The decision is important to TRAC, a part of Syracuse University, because under the law fees charged for obtaining federal records by non-commercial requesters are substantially less than they would be if the data-gathering organization was categorized as commercial.
But in clarifying several key issues underlying the rules to be applied in assessing fees, the decision also may prove significant to other groups who the record shows sometimes are prematurely persuaded to abandon their efforts to obtain government records by the imposition of unjustified fees.
Judge Cooper's ruling focused on the response of Immigration and Customs Enforcement (ICE) to a November 2013 FOIA request from TRAC seeking data on immigration enforcement.
After classifying TRAC as a university scholarly research center serving news purposes for several years, ICE changed its position and began charging commercial-rate fees for the government records that TRAC regularly requests under the Freedom of Information Act. As a result of the agency's reversal of its original policy, TRAC on May 19, 2014 filed suit asserting that its new classification was unlawful.
Judge Cooper ruled that "[t]he fact that TRAC, as a non-profit organization, charges subscription fees [for some information services] … to partially defray its operating costs" does not make it a commercial entity. "Congress did not intend for scholars (or journalists and public interest groups) to forego compensation when acting within the scope of their professional roles."
Judge Cooper's decision against the government also helped clarify the standards to be applied on additional issues ICE had raised.
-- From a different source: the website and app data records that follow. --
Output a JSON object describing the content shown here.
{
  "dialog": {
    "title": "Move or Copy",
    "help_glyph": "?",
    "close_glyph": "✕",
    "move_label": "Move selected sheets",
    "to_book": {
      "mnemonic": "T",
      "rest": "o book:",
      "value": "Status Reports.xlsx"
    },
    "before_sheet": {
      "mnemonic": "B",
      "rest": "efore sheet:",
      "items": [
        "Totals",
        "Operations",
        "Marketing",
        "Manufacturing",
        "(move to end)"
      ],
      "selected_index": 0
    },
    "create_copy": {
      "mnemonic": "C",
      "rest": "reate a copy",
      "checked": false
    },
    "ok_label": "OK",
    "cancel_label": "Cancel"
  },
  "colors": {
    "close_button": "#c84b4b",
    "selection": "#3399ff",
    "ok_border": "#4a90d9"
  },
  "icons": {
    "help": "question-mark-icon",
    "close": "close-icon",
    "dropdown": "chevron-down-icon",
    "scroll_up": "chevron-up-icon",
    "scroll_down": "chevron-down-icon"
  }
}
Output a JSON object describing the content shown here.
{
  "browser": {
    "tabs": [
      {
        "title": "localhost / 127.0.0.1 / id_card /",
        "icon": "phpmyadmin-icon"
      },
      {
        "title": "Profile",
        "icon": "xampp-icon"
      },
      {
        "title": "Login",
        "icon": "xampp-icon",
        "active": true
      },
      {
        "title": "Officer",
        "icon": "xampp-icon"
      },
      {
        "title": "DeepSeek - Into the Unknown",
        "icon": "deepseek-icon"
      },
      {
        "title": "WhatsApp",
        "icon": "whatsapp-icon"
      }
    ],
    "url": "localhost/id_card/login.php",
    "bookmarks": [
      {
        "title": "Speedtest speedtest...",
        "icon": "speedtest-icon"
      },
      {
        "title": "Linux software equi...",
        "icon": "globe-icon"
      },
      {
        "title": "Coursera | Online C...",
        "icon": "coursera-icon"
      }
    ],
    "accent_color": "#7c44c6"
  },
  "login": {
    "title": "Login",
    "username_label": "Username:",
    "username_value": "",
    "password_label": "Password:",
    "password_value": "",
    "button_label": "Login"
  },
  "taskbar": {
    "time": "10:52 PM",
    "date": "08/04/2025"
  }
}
The opinion reiterated that once university faculty submit a FOIA request for records related to a topic on which they have an established research record, they are "entitled to a presumption of educational status." Unless the government offers "persuasive evidence to rebut that presumption"… [the requesters have] met their burden to establish that their request was authorized by and under the auspices of [their] University."
An educational requester is also not required "to demonstrate that the particular records they seek will further scholarly research." A requester's "established methodology and publication history" is sufficient to establish the requester's "intended scholarly use for the requested records," unless the government can show otherwise.
As to establishing news media status, the court ruled that: "Once Plaintiffs had demonstrated their ability to publish reports, ICE should not have attempted to 'evaluate the quality of [the requesters'] scholarship or to specify a minimum level of expertise required.'… Plaintiffs' uncontested representations that they intend and have the ability to disseminate new research to the public were sufficient to meet the definition of representatives of the news media."
Renowned FOIA attorney David Sobel represented TRAC pro bono in the case.